Like Andree Seu, I have seen poverty from both sides ("Both sides of the coin," May 1). Those on the upper side are uncomprehending of just how much they have, and how much they waste, while those on the lower side are not as focused and productive as they could be with what they have. What troubles me most is how blind are my fellow believers to their wealth and waste.
No doubt Christians should give more and would gain greater blessings if they did. However, the government dipping so deeply into our pockets does not help. Does anyone think that the government itself doesn't get a generous slice of the pie? Why any thinking person wants more government control is beyond me.
Thank you for your brief review of The Da Vinci Code ("Best-selling books," May 1) and describing it as "profane." This book, with its intricate plot and author Brown's story-telling skills, is a very entertaining and disturbing book. Such stories can wear away at Judeo-Christian culture.
Right to meddle
I applaud Lynn Vincent for her reporting of the civil litigation against Cross Church in Fresno, Calif. ("Brother against brother," April 24). However, I disagree that the case "could set a precedent for government meddling in ecclesiastical matters." Civil government has been meddling in incorporated church affairs for decades. Cross Church is a California corporation and that which the State creates, the State may meddle with. Churches should carefully ponder whether the State's so-called "limited liability protection" really protects a church or becomes the means by which a church may be sued (and meddled with).
Mrs. Vincent seems to imply that all believers will be affected by the court decisions she discusses, but some Christians meet in homes with nonprofessional leadership, as in the early, apostolic church. Such gatherings are not affected by tax-exempt status. If there is a church discipline issue, the chastised congregant is simply asked to leave until restoration is possible-the ownership of the building and who is in power does not come into question. Believers have a right and responsibility to keep the body of Christ undefiled, and this can be done without getting Caesar involved.
Worry by Christians about losing their tax-exempt status has always bothered me a little ("Status seekers," April 17).
I do not see any scriptural basis for Christians to be concerned about losing it. Isn't the salvation of one sinner worth losing the tax-exempt status for every church in America?
-Richard P. Lee
After reading "Painfully unaware" (April 24), I remain amazed that mankind would try to justify the destruction of any form of life because no pain is detected.
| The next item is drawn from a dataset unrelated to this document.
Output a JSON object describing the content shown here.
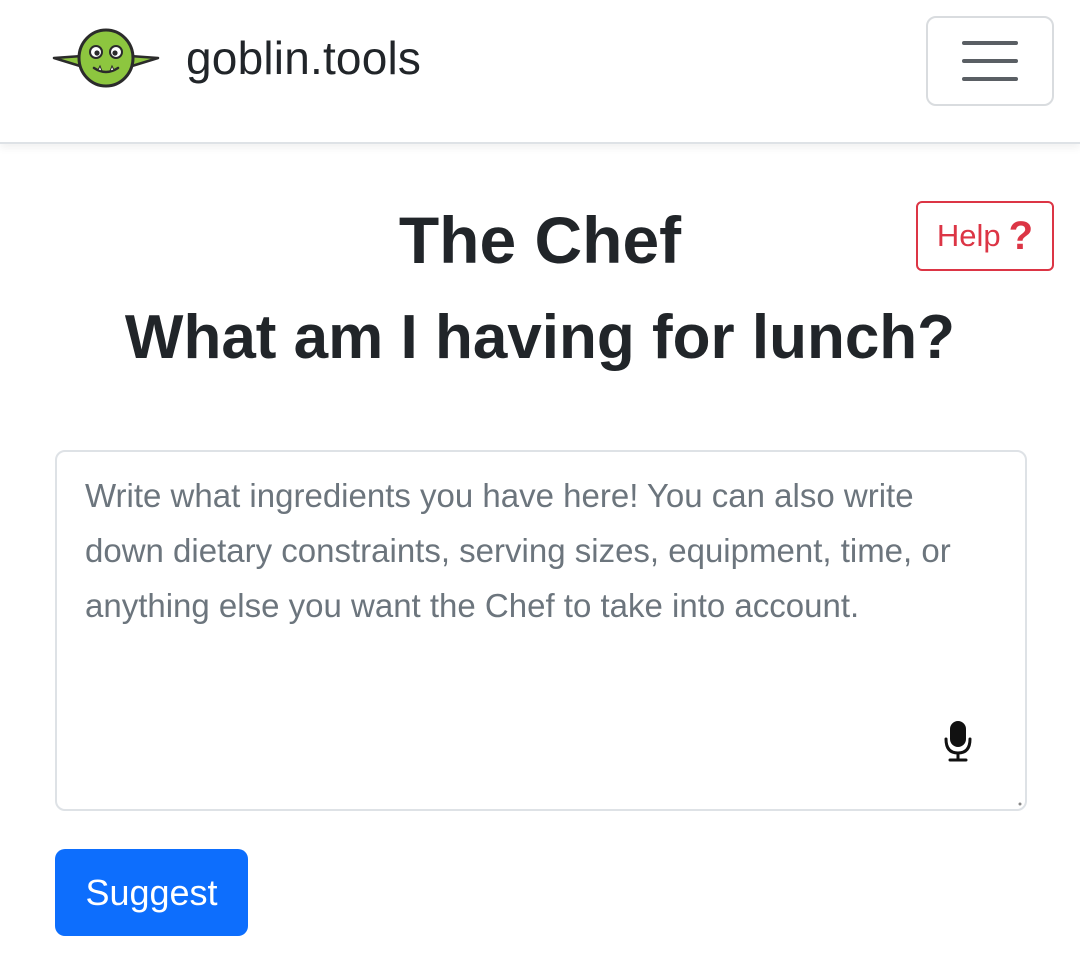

The worst pain resides in the soul.
I agree completely with Andree Seu ("One-track minds," April 24). Abortion is the religion of Mss. Michelman, Gandy, and Goodman. However, Christians can also be guilty of being single-issue voters and refuse to vote for any pro-choice candidate. I am passionately pro-life but believe that it is better, when faced with a choice, to pick the lesser of two evils. When we stay at home, we ensure the election of those whose agendas are most opposed to ours.
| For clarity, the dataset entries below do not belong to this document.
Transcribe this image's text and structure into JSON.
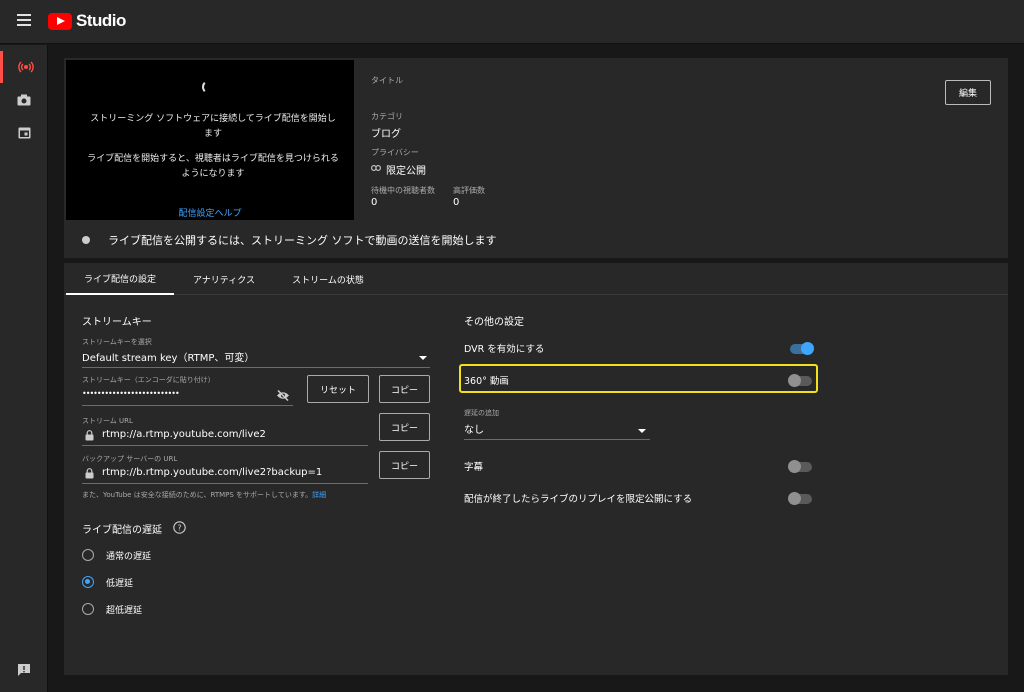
{
  "app": {
    "name": "Studio"
  },
  "sidebar": {
    "items": [
      {
        "icon": "live-broadcast-icon",
        "active": true
      },
      {
        "icon": "camera-icon",
        "active": false
      },
      {
        "icon": "calendar-icon",
        "active": false
      }
    ],
    "feedback_icon": "feedback-icon"
  },
  "preview": {
    "line1": "ストリーミング ソフトウェアに接続してライブ配信を開始します",
    "line2": "ライブ配信を開始すると、視聴者はライブ配信を見つけられるようになります",
    "help_link": "配信設定ヘルプ"
  },
  "details": {
    "title_label": "タイトル",
    "category_label": "カテゴリ",
    "category_value": "ブログ",
    "privacy_label": "プライバシー",
    "privacy_value": "限定公開",
    "viewers_label": "待機中の視聴者数",
    "viewers_value": "0",
    "likes_label": "高評価数",
    "likes_value": "0",
    "edit_button": "編集"
  },
  "status": {
    "text": "ライブ配信を公開するには、ストリーミング ソフトで動画の送信を開始します"
  },
  "tabs": [
    {
      "label": "ライブ配信の設定",
      "active": true
    },
    {
      "label": "アナリティクス",
      "active": false
    },
    {
      "label": "ストリームの状態",
      "active": false
    }
  ],
  "stream_key": {
    "section_title": "ストリームキー",
    "select_label": "ストリームキーを選択",
    "select_value": "Default stream key（RTMP、可変）",
    "key_label": "ストリームキー（エンコーダに貼り付け）",
    "key_value": "••••••••••••••••••••••••••",
    "reset_button": "リセット",
    "copy_button": "コピー",
    "url_label": "ストリーム URL",
    "url_value": "rtmp://a.rtmp.youtube.com/live2",
    "backup_label": "バックアップ サーバーの URL",
    "backup_value": "rtmp://b.rtmp.youtube.com/live2?backup=1",
    "note": "また、YouTube は安全な接続のために、RTMPS をサポートしています。",
    "note_link": "詳細"
  },
  "latency": {
    "title": "ライブ配信の遅延",
    "options": [
      {
        "label": "通常の遅延",
        "selected": false
      },
      {
        "label": "低遅延",
        "selected": true
      },
      {
        "label": "超低遅延",
        "selected": false
      }
    ]
  },
  "other_settings": {
    "title": "その他の設定",
    "dvr_label": "DVR を有効にする",
    "dvr_on": true,
    "video360_label": "360° 動画",
    "video360_on": false,
    "delay_label": "遅延の追加",
    "delay_value": "なし",
    "captions_label": "字幕",
    "captions_on": false,
    "replay_label": "配信が終了したらライブのリプレイを限定公開にする",
    "replay_on": false
  },
  "colors": {
    "accent": "#3ea6ff",
    "brand": "#ff0000",
    "highlight": "#f2e01e",
    "live": "#ff4e45"
  }
}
I was surprised by your conclusion regarding Hellboy ("Sympathy for a devil," April 17). It was a delightful action flick, but it bordered on blasphemous in its presentation of God as impotent in the face of danger and its depiction of demons as creatures with souls and choices. Also, the comic book series upon which the film is based is from Dark Horse Comics.
Bryn Mawr, Pa.
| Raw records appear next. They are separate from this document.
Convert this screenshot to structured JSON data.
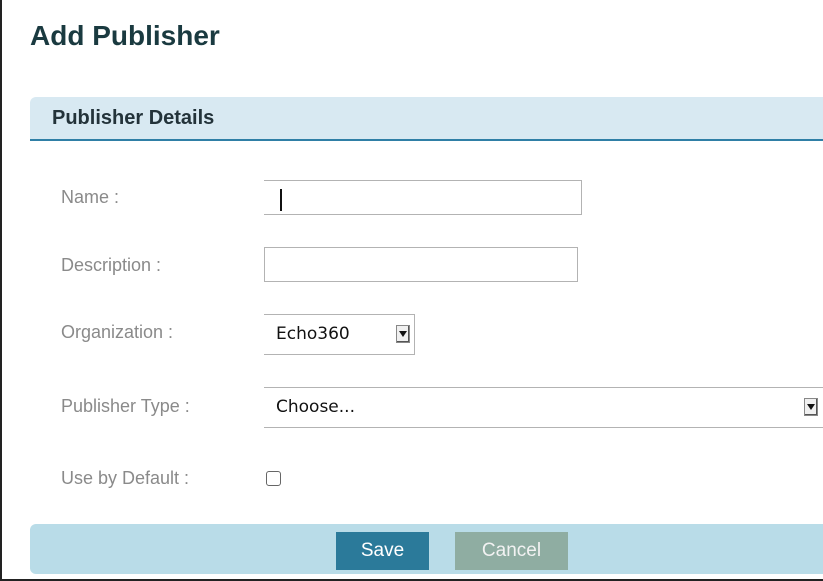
{
  "page": {
    "title": "Add Publisher"
  },
  "section": {
    "title": "Publisher Details"
  },
  "form": {
    "name": {
      "label": "Name :",
      "value": "",
      "required": true
    },
    "description": {
      "label": "Description :",
      "value": "",
      "required": false
    },
    "organization": {
      "label": "Organization :",
      "selected": "Echo360",
      "required": true
    },
    "publisher_type": {
      "label": "Publisher Type :",
      "selected": "Choose...",
      "required": true
    },
    "use_by_default": {
      "label": "Use by Default :",
      "checked": false
    }
  },
  "actions": {
    "save_label": "Save",
    "cancel_label": "Cancel"
  },
  "colors": {
    "required_marker": "#f26b1d",
    "section_header_bg": "#d8e9f2",
    "button_bar_bg": "#b9dce8",
    "save_bg": "#2b7a9a",
    "cancel_bg": "#8fada2"
  },
  "icons": {
    "select_arrow": "chevron-down-icon"
  }
}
As pastor of a church in one of America's cultural meccas (southern California), I cannot imagine trying to sift through the news without WORLD. Its arrival bumps everything else from my schedule. I file key articles and put others in my notebook to use in sermons and lessons. Thank you for your hard work and courage.
Michael Farris is the past president of Home School Legal Defense Association; he is now the President of Patrick Henry College in Purcellville, Va. ("Against the Amendment," May 22, p. 24).